-- Exercise inputs follows --

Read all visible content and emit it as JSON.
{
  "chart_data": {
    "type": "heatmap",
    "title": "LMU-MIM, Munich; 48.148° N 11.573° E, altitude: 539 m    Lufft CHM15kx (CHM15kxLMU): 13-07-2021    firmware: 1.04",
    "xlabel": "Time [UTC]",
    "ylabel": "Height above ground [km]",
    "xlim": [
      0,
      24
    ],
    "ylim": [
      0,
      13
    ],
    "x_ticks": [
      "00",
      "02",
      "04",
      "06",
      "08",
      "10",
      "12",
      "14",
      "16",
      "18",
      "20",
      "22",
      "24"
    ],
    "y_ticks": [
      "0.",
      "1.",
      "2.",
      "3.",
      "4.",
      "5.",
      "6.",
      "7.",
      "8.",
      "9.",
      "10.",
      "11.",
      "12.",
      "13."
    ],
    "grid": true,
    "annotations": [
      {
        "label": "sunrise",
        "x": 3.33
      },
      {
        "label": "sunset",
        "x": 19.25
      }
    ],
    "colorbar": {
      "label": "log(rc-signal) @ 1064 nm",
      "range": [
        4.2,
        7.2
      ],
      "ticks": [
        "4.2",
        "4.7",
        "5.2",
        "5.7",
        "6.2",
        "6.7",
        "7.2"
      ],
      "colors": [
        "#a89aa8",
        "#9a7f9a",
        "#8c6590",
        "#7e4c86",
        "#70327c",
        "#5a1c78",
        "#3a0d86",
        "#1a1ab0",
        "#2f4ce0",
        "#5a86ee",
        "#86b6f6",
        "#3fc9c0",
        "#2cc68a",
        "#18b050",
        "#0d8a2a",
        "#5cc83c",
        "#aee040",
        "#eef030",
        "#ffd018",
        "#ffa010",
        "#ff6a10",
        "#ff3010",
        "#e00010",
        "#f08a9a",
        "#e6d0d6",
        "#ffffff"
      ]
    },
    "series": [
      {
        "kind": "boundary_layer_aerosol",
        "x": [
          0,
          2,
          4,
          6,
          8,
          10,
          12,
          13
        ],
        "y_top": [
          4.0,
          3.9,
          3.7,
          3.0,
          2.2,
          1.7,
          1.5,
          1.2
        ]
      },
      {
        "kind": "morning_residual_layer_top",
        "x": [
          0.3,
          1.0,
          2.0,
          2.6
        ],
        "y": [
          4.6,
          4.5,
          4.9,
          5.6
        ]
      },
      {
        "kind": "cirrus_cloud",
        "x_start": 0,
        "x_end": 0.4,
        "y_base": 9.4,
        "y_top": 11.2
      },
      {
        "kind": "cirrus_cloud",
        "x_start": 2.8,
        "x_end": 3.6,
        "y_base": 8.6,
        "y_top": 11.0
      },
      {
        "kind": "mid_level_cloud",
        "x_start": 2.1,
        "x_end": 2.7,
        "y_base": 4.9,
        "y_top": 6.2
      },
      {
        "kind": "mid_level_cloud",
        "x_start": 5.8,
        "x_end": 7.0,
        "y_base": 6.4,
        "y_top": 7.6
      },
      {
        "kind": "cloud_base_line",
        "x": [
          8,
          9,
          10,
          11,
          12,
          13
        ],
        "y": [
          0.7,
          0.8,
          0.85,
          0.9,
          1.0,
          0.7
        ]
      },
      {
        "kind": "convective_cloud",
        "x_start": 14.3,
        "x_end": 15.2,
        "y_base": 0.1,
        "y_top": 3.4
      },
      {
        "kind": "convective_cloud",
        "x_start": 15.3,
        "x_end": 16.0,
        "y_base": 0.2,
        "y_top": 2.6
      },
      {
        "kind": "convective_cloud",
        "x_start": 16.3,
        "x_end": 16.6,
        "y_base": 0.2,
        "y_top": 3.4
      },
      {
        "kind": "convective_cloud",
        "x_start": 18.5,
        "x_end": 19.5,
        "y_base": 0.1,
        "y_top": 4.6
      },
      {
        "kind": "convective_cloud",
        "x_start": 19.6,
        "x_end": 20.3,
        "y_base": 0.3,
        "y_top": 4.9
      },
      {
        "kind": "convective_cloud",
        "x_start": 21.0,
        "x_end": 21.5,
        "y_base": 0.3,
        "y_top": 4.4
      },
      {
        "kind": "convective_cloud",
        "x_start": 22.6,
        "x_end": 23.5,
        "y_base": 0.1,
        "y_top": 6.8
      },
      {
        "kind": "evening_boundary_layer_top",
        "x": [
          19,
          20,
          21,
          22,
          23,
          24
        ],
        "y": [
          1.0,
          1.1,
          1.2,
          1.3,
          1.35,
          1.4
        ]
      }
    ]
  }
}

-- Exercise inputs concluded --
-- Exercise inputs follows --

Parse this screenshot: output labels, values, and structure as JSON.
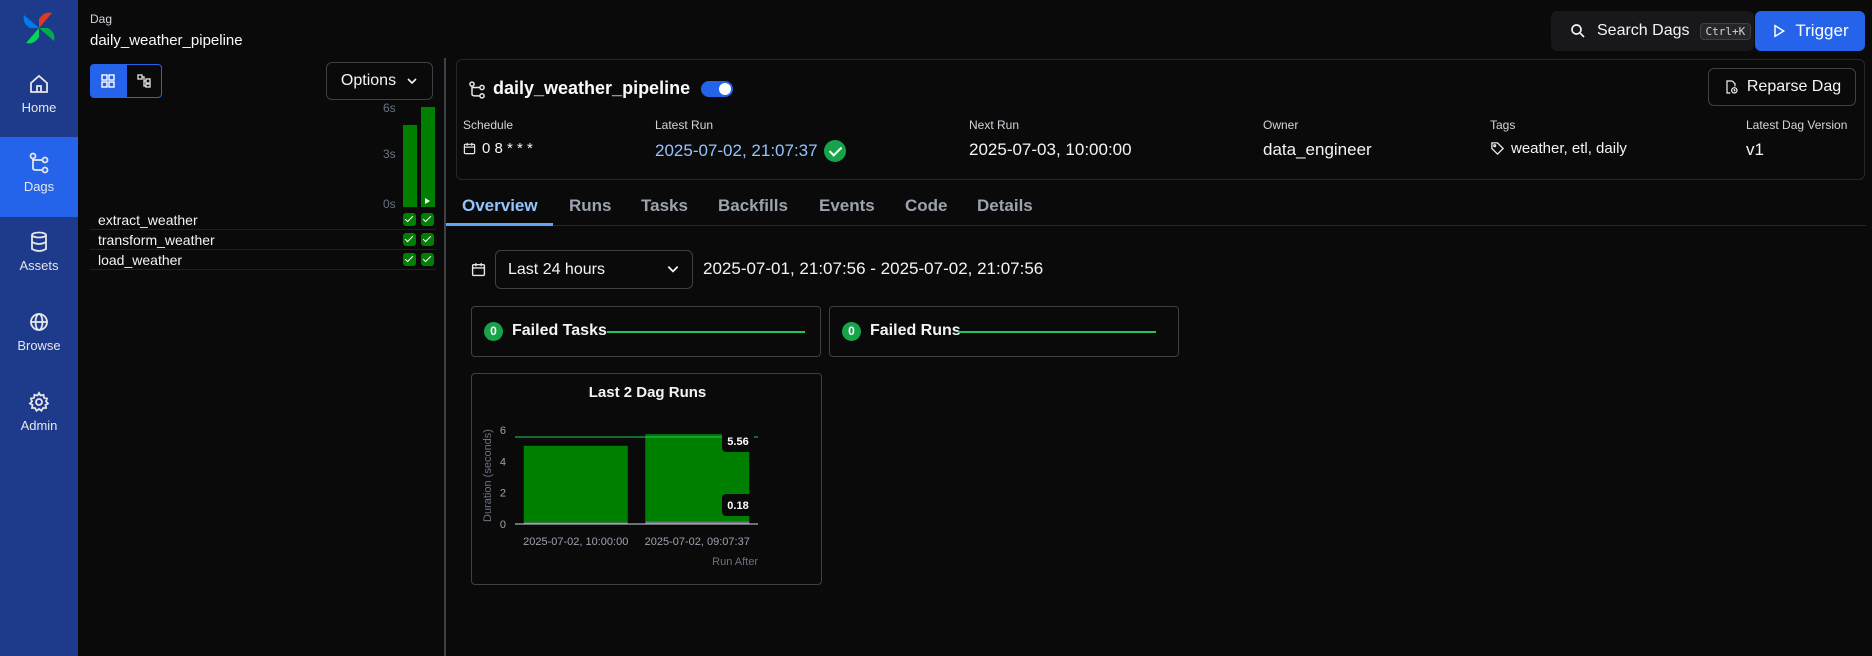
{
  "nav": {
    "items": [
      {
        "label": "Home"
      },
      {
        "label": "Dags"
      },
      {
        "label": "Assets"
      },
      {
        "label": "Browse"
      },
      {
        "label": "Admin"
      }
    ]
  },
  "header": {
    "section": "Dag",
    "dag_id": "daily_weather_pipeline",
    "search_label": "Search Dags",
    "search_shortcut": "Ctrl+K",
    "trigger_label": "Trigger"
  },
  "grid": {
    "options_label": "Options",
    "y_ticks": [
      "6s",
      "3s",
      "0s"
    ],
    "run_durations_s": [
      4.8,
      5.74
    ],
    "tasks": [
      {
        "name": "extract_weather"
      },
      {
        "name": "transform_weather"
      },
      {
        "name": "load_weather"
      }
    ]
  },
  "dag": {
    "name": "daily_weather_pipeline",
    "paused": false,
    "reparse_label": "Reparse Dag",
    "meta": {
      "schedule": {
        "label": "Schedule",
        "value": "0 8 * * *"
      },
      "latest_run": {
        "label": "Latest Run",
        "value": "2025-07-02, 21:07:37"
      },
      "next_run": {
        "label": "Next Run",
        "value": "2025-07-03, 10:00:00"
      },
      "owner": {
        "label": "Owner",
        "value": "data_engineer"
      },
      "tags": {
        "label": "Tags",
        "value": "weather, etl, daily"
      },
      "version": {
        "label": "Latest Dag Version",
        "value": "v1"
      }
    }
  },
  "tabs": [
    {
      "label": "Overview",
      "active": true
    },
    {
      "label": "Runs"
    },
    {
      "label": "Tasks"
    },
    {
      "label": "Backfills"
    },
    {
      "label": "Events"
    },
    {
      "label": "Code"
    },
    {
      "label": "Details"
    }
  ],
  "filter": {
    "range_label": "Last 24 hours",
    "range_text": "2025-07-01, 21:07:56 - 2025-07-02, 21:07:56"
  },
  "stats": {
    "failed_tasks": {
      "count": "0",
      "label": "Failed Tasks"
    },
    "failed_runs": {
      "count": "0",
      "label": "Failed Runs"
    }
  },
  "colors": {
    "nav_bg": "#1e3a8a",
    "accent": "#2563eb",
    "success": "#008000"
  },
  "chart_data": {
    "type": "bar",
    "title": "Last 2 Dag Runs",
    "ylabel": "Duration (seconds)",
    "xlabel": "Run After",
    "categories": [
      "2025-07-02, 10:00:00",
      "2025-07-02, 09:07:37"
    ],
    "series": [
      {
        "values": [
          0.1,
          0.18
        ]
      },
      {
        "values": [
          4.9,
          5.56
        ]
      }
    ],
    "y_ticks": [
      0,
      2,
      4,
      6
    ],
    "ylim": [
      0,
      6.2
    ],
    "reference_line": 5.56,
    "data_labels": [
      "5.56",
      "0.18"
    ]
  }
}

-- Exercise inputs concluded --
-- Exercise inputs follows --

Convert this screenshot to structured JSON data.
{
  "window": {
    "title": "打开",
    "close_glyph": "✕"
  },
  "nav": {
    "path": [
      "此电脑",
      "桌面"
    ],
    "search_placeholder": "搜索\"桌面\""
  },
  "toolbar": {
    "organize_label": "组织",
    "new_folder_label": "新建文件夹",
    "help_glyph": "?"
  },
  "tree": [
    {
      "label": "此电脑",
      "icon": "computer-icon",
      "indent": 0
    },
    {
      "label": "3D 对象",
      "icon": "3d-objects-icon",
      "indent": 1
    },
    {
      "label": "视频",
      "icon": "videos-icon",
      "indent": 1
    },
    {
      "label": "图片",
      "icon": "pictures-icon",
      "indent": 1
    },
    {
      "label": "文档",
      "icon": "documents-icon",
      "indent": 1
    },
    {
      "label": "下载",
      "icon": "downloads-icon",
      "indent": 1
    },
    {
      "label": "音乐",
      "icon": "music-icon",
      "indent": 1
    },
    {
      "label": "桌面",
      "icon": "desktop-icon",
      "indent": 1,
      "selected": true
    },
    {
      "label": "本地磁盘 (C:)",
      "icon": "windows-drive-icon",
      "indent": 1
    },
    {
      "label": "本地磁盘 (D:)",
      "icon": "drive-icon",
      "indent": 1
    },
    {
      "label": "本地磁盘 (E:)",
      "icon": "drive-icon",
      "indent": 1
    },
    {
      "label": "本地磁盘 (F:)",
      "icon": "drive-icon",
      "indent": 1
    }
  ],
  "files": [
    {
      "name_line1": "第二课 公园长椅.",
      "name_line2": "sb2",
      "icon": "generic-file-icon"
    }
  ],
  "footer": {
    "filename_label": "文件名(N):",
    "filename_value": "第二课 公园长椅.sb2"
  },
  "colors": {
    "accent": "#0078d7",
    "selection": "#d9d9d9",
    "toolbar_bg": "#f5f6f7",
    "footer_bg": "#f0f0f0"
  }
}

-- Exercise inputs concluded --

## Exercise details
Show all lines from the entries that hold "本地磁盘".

## Solution for this problem
      "label": "本地磁盘 (C:)",
      "label": "本地磁盘 (D:)",
      "label": "本地磁盘 (E:)",
      "label": "本地磁盘 (F:)",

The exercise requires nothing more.